It’s called a ‘bowl’ in County Cork, but in County Armagh fans call it a ‘bullet’. The road bowler tries to move the bullet from the start to the finish of a pre-determined course in as few drives or throws as possible.
Today road bowling is a popular competitive sport where it is played, but the most vigorous competitions are in two Irish Counties: Armagh and Cork.
30th and 31st July this year sees the All Ireland Finals being held in Madden, around seven miles from Armagh City. This will feature Intermediate, Junior, underage and ladies winners from their respective Counties compete for All Ireland Honours. Having completed my induction as an Armagh Ambassador I thought I would share with you the knowledge I gained from a visit to The Cardinal Thomas O’ Fiach Memorial Library & Archive.
Irish Road Bowling can be traced back to the 1600s. One story is that Dutch soldiers brought it when William of Orange came to Ireland in 1689. Another legend says that Irish patriots robbed English cannonballs and rolled them down a country lane by the light of a full moon.

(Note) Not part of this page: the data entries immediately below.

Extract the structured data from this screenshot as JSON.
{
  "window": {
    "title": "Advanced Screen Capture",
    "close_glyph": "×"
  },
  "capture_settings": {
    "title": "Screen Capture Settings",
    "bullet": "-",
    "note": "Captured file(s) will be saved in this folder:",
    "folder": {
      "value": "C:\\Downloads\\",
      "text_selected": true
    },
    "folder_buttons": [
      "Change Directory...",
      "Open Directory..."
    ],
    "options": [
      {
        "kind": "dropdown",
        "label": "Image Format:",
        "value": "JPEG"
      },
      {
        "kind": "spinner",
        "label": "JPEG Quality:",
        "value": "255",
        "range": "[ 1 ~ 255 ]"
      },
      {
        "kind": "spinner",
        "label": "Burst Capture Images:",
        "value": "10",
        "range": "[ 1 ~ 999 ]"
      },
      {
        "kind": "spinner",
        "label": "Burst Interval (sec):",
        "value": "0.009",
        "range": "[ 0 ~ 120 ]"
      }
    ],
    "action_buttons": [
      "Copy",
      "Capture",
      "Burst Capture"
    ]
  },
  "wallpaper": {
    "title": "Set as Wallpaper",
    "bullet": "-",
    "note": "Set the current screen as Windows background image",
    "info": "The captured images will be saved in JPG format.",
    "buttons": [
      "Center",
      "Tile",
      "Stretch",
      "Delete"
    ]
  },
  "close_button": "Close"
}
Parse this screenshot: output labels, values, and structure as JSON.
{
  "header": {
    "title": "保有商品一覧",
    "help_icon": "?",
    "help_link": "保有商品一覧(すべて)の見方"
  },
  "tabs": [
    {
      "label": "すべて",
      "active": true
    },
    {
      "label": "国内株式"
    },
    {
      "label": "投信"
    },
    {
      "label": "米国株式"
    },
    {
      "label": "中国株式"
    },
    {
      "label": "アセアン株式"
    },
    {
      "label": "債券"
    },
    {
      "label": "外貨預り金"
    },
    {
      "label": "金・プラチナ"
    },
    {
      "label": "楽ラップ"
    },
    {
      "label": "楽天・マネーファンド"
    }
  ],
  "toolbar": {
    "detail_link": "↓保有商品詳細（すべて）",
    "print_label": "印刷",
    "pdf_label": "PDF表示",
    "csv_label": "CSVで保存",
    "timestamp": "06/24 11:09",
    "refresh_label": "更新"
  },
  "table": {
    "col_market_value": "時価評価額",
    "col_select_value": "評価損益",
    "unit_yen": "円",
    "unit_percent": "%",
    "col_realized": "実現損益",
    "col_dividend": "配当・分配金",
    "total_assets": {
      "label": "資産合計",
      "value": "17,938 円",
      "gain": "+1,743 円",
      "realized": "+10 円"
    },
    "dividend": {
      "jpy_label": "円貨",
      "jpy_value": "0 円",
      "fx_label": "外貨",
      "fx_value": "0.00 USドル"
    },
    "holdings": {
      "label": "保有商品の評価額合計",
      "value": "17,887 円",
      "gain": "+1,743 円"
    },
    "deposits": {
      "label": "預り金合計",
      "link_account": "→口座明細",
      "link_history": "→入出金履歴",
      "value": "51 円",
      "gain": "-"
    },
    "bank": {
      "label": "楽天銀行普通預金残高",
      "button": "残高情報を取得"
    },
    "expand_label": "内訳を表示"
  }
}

County Armagh in the north and County Cork in the south became strongholds of this rural sport, each independently developing their own distinctive hurling style. The first noted “score” (match) between Cork and Armagh was the Sept. 1928 meeting on the Knappagh Road, Armagh, between winner Timmy Delaney, Cork and Peter “The Hammerman ” Donnelley, Armagh, before 10,000 spectators.
After hundreds of years of localized bowling, Bol Chumann na hEireann (Road bowling of Ireland), today’s governing organization, was formed in County Cork in 1954. The first “All Irelands” (national championships) between Armagh in the north and Cork in the south were held in 1963. Over 20,000 spectators filled the 3 mile Moy Road course, Armagh, to see Danny McPartland of Armagh win over Derry Kenny, Cork, on the final shot by just 11 yards.
In 1969, the first international championships were held in Losser, the Netherlands, in three disciplines – Irish Road Bowling, Dutch Moors Bowling and German Lofting.
West Virginia Irish Road Bowling and the American Civil War 1861-1865
Irish troops marched over rugged hills and into deep hollers, cutting their way through vast rhododendron thickets, all over what is now West Virginia during the Civil War, 1861-1865.
West Virginia is the only state born out of the whirlwind of the American Civil War.
In those days, Ireland, WV, was a place of divided loyalties. Stonewall Jackson, with Robert E. Lee the Confederacy’s two greatest generals, grew up just to the north of Ireland, WV, at Jackson’s Mill. But two miles south of Ireland was Fort Pickens, a Union army fort and muster field. All about these parts it really became friend against friend, even brother against brother.
In West Virginia battles were different than on the flatland, fought often in huge nearly impassible tangles of rhododendrons on a mountaintop, or even worse, on the side of a mountain. Smaller but powerful mountain howitzers, which could be hauled up the mountainside by only two mules, blasted away through dense woods at close range.
In 1861, the 10th Ohio, formed in Cincinnati from Irish militia, with Captain T.J. Kelly, fought at the battle of Carnifex Ferry Landing near Keslers Cross Lanes. The 23d Illinois, Colonel James A. Mulligan’s Irish Brigade, built and lived in Fort Mulligan near Petersburg for several months. In 1863, 80 Irishmen from Mulligan’s Brigade, defending Greenland Gap, Hardy County, held a farmhouse for twelve hours against superior Confederate forces, until it was set afire and the roof caved in on them.
This sport was already old, over 100 years old, when the American Civil War began. It was first mentioned in public records in late 1600s and was widely known in Ireland by the early 1700s.
For the North, the 23rd Illinois Infantry, Mulligan’s Irish Brigade, mostly policemen and firemen from Chicago, built Fort Mulligan overlooking Petersburg, and stayed there for many months guarding the railroad. For their health and safety, they probably played more on the roads to the North. While protecting Clarksburg and Parkersburg from Confederate troops under Imboden and Jones, the 23rd Illinois marched over our bowling road, Old Rt. 50, near West Union.
For the South, the 33rd Virginia Infantry, Company E, the Emerald Guard, Irish laborers and farmers from Virginia’s Shenandoah Valley, was part of Stonewall Jackson’s famous Stonewall Brigade and skedaddled Yankees in what is now West Virginia’s eastern panhandle.
In 2004, Dan Harvey, Commandant Curator of the Military Museum, Collins Barracks, County Cork, wrote that, “YES, it is highly likely, even probable that Union and Confederate troops of Irish origin played road bowling as diversion between battle during the American Civil War – as they did worldwide on service with many foreign armies.”
We did not start a new sport in 1995 in West Virginia, we just restored one that had vanished. As we throw small cannonballs down the road this weekend, let’s keep in mind’s eye all young men, including big-hearted Irish soldiers, North and South, who played here in days gone by.